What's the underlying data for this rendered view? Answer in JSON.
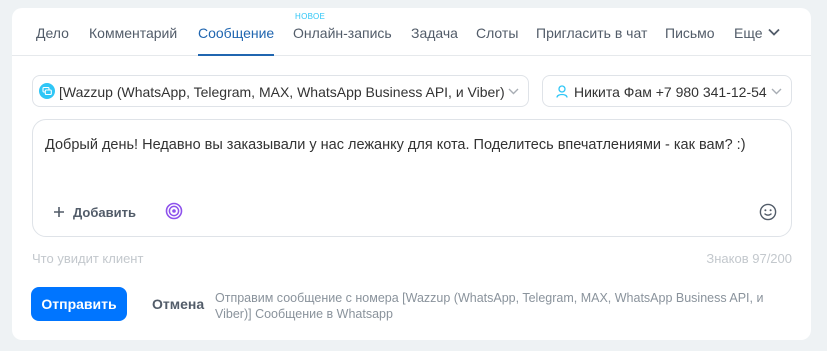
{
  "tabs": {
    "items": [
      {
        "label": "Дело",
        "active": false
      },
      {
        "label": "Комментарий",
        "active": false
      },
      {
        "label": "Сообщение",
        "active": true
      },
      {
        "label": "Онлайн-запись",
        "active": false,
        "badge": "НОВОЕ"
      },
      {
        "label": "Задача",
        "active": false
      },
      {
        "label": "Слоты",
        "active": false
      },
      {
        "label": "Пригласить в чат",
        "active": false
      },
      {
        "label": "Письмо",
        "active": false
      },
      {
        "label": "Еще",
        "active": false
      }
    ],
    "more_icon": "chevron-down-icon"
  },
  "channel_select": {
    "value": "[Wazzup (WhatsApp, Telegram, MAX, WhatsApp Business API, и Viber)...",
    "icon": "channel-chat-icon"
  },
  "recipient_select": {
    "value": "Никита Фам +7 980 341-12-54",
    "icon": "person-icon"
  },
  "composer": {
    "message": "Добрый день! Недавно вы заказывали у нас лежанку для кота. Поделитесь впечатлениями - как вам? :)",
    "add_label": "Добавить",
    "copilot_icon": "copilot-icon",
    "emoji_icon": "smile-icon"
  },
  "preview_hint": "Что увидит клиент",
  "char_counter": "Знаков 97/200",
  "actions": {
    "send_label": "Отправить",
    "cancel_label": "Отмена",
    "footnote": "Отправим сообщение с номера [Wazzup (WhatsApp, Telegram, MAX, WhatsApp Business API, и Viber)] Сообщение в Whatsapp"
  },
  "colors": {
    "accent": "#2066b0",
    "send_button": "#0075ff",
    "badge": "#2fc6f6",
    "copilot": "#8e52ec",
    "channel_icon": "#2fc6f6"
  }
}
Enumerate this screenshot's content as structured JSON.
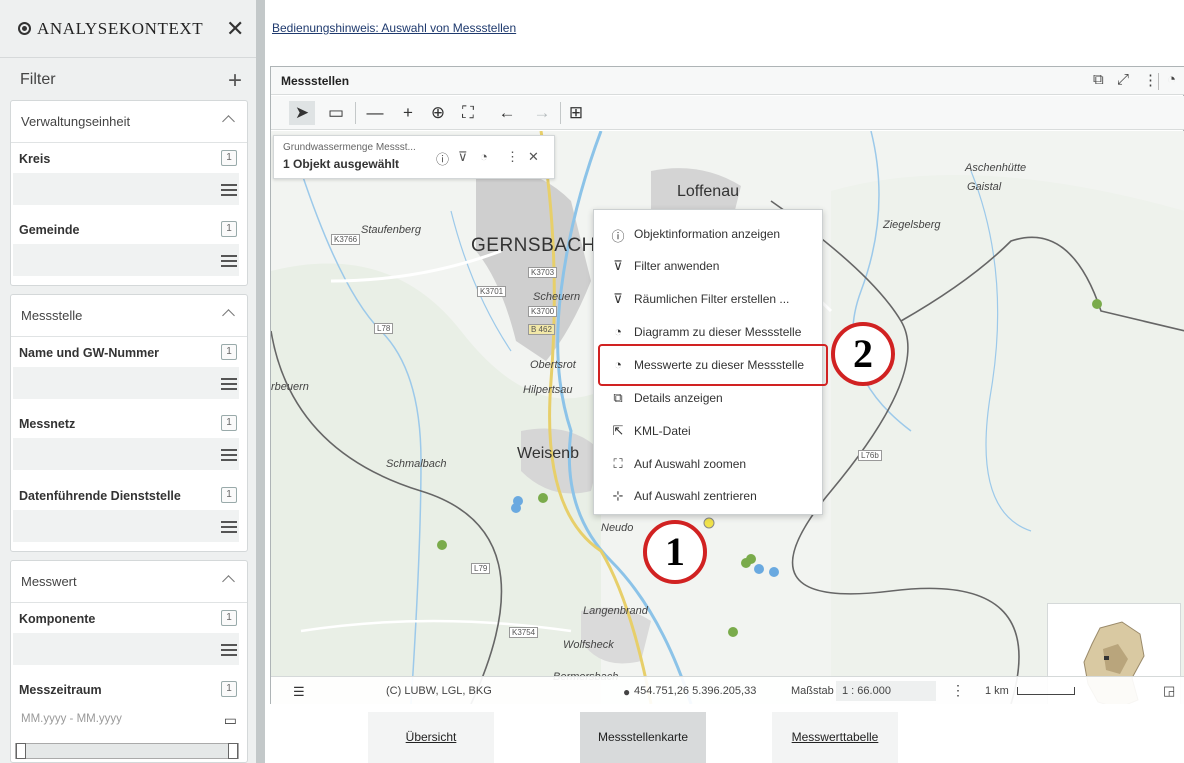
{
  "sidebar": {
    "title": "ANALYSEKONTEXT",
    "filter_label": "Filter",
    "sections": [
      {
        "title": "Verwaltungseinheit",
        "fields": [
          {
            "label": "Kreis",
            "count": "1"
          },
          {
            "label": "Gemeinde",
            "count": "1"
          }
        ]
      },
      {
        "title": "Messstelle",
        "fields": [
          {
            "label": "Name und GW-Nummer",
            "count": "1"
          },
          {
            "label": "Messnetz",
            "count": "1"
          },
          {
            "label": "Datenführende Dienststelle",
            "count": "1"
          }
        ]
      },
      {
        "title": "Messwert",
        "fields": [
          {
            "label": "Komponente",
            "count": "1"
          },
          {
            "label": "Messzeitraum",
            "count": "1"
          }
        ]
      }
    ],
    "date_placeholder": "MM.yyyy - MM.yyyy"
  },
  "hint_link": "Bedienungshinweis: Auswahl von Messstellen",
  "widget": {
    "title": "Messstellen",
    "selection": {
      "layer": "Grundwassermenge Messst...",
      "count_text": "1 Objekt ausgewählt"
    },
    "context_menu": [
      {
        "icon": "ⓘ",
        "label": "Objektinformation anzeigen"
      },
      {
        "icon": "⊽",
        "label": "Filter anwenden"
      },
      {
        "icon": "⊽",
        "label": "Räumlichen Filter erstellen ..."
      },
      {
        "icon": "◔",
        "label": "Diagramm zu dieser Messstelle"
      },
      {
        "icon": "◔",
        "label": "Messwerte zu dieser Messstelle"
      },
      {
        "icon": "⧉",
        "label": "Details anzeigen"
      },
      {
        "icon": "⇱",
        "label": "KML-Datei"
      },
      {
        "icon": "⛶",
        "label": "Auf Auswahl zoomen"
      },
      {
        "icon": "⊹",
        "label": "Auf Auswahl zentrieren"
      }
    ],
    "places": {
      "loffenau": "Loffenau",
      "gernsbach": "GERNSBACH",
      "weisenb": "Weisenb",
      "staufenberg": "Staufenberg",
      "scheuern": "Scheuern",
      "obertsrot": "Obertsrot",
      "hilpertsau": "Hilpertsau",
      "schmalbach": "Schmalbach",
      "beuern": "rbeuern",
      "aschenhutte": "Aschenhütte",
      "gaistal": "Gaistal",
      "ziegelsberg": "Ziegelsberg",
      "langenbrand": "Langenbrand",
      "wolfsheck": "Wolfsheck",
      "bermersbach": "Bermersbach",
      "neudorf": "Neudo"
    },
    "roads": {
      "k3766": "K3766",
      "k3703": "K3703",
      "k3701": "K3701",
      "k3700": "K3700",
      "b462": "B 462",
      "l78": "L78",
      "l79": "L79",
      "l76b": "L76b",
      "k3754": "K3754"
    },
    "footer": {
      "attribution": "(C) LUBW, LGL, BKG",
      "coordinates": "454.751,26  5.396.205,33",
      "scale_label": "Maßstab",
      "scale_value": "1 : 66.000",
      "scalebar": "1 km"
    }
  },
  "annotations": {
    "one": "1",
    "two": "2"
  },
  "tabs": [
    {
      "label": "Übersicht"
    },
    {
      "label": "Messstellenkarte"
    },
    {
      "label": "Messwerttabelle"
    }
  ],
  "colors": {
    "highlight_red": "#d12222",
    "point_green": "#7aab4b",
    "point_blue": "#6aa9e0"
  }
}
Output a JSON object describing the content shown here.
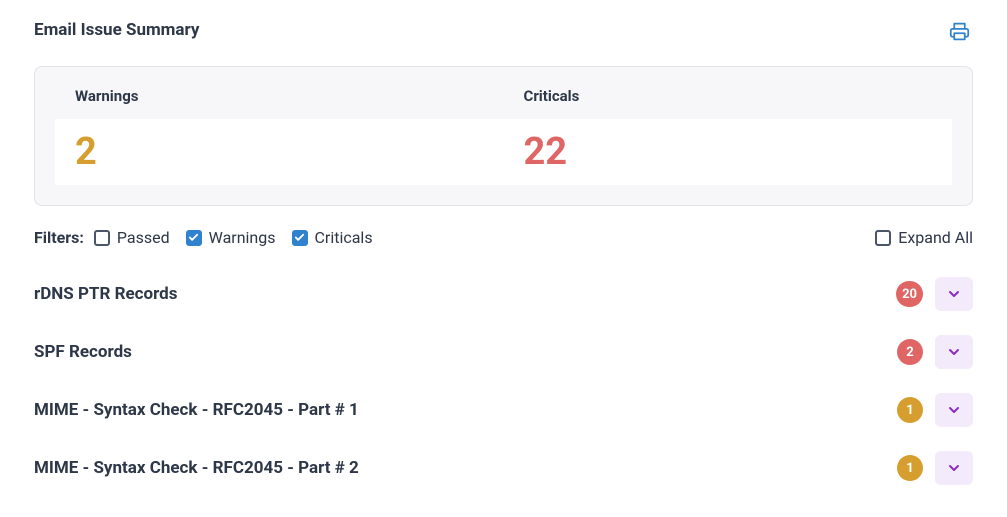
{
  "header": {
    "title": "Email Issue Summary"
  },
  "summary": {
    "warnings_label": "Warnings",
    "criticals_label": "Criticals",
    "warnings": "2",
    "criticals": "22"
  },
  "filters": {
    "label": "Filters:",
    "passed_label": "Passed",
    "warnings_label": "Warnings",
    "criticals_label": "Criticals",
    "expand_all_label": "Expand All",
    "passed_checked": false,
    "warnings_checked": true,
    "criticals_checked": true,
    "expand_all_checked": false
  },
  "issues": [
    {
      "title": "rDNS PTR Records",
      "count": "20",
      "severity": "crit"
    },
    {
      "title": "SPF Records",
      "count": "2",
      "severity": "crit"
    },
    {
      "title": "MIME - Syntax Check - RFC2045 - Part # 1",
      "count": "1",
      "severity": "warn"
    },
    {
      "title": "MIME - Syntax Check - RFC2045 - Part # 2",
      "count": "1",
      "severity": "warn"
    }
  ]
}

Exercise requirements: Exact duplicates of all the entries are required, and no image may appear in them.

Reply:
What's the underlying data for this rendered view? Answer in JSON.
{
  "tabs": {
    "items": [
      {
        "label": "Дело",
        "active": false
      },
      {
        "label": "Комментарий",
        "active": false
      },
      {
        "label": "Сообщение",
        "active": true
      },
      {
        "label": "Онлайн-запись",
        "active": false,
        "badge": "НОВОЕ"
      },
      {
        "label": "Задача",
        "active": false
      },
      {
        "label": "Слоты",
        "active": false
      },
      {
        "label": "Пригласить в чат",
        "active": false
      },
      {
        "label": "Письмо",
        "active": false
      },
      {
        "label": "Еще",
        "active": false
      }
    ],
    "more_icon": "chevron-down-icon"
  },
  "channel_select": {
    "value": "[Wazzup (WhatsApp, Telegram, MAX, WhatsApp Business API, и Viber)...",
    "icon": "channel-chat-icon"
  },
  "recipient_select": {
    "value": "Никита Фам +7 980 341-12-54",
    "icon": "person-icon"
  },
  "composer": {
    "message": "Добрый день! Недавно вы заказывали у нас лежанку для кота. Поделитесь впечатлениями - как вам? :)",
    "add_label": "Добавить",
    "copilot_icon": "copilot-icon",
    "emoji_icon": "smile-icon"
  },
  "preview_hint": "Что увидит клиент",
  "char_counter": "Знаков 97/200",
  "actions": {
    "send_label": "Отправить",
    "cancel_label": "Отмена",
    "footnote": "Отправим сообщение с номера [Wazzup (WhatsApp, Telegram, MAX, WhatsApp Business API, и Viber)] Сообщение в Whatsapp"
  },
  "colors": {
    "accent": "#2066b0",
    "send_button": "#0075ff",
    "badge": "#2fc6f6",
    "copilot": "#8e52ec",
    "channel_icon": "#2fc6f6"
  }
}
Enumerate this screenshot's content as structured JSON.
{
  "sidebar": {
    "title": "ANALYSEKONTEXT",
    "filter_label": "Filter",
    "sections": [
      {
        "title": "Verwaltungseinheit",
        "fields": [
          {
            "label": "Kreis",
            "count": "1"
          },
          {
            "label": "Gemeinde",
            "count": "1"
          }
        ]
      },
      {
        "title": "Messstelle",
        "fields": [
          {
            "label": "Name und GW-Nummer",
            "count": "1"
          },
          {
            "label": "Messnetz",
            "count": "1"
          },
          {
            "label": "Datenführende Dienststelle",
            "count": "1"
          }
        ]
      },
      {
        "title": "Messwert",
        "fields": [
          {
            "label": "Komponente",
            "count": "1"
          },
          {
            "label": "Messzeitraum",
            "count": "1"
          }
        ]
      }
    ],
    "date_placeholder": "MM.yyyy - MM.yyyy"
  },
  "hint_link": "Bedienungshinweis: Auswahl von Messstellen",
  "widget": {
    "title": "Messstellen",
    "selection": {
      "layer": "Grundwassermenge Messst...",
      "count_text": "1 Objekt ausgewählt"
    },
    "context_menu": [
      {
        "icon": "ⓘ",
        "label": "Objektinformation anzeigen"
      },
      {
        "icon": "⊽",
        "label": "Filter anwenden"
      },
      {
        "icon": "⊽",
        "label": "Räumlichen Filter erstellen ..."
      },
      {
        "icon": "◔",
        "label": "Diagramm zu dieser Messstelle"
      },
      {
        "icon": "◔",
        "label": "Messwerte zu dieser Messstelle"
      },
      {
        "icon": "⧉",
        "label": "Details anzeigen"
      },
      {
        "icon": "⇱",
        "label": "KML-Datei"
      },
      {
        "icon": "⛶",
        "label": "Auf Auswahl zoomen"
      },
      {
        "icon": "⊹",
        "label": "Auf Auswahl zentrieren"
      }
    ],
    "places": {
      "loffenau": "Loffenau",
      "gernsbach": "GERNSBACH",
      "weisenb": "Weisenb",
      "staufenberg": "Staufenberg",
      "scheuern": "Scheuern",
      "obertsrot": "Obertsrot",
      "hilpertsau": "Hilpertsau",
      "schmalbach": "Schmalbach",
      "beuern": "rbeuern",
      "aschenhutte": "Aschenhütte",
      "gaistal": "Gaistal",
      "ziegelsberg": "Ziegelsberg",
      "langenbrand": "Langenbrand",
      "wolfsheck": "Wolfsheck",
      "bermersbach": "Bermersbach",
      "neudorf": "Neudo"
    },
    "roads": {
      "k3766": "K3766",
      "k3703": "K3703",
      "k3701": "K3701",
      "k3700": "K3700",
      "b462": "B 462",
      "l78": "L78",
      "l79": "L79",
      "l76b": "L76b",
      "k3754": "K3754"
    },
    "footer": {
      "attribution": "(C) LUBW, LGL, BKG",
      "coordinates": "454.751,26  5.396.205,33",
      "scale_label": "Maßstab",
      "scale_value": "1 : 66.000",
      "scalebar": "1 km"
    }
  },
  "annotations": {
    "one": "1",
    "two": "2"
  },
  "tabs": [
    {
      "label": "Übersicht"
    },
    {
      "label": "Messstellenkarte"
    },
    {
      "label": "Messwerttabelle"
    }
  ],
  "colors": {
    "highlight_red": "#d12222",
    "point_green": "#7aab4b",
    "point_blue": "#6aa9e0"
  }
}
Output a JSON object describing the content shown here.
{
  "header": {
    "title": "Email Issue Summary"
  },
  "summary": {
    "warnings_label": "Warnings",
    "criticals_label": "Criticals",
    "warnings": "2",
    "criticals": "22"
  },
  "filters": {
    "label": "Filters:",
    "passed_label": "Passed",
    "warnings_label": "Warnings",
    "criticals_label": "Criticals",
    "expand_all_label": "Expand All",
    "passed_checked": false,
    "warnings_checked": true,
    "criticals_checked": true,
    "expand_all_checked": false
  },
  "issues": [
    {
      "title": "rDNS PTR Records",
      "count": "20",
      "severity": "crit"
    },
    {
      "title": "SPF Records",
      "count": "2",
      "severity": "crit"
    },
    {
      "title": "MIME - Syntax Check - RFC2045 - Part # 1",
      "count": "1",
      "severity": "warn"
    },
    {
      "title": "MIME - Syntax Check - RFC2045 - Part # 2",
      "count": "1",
      "severity": "warn"
    }
  ]
}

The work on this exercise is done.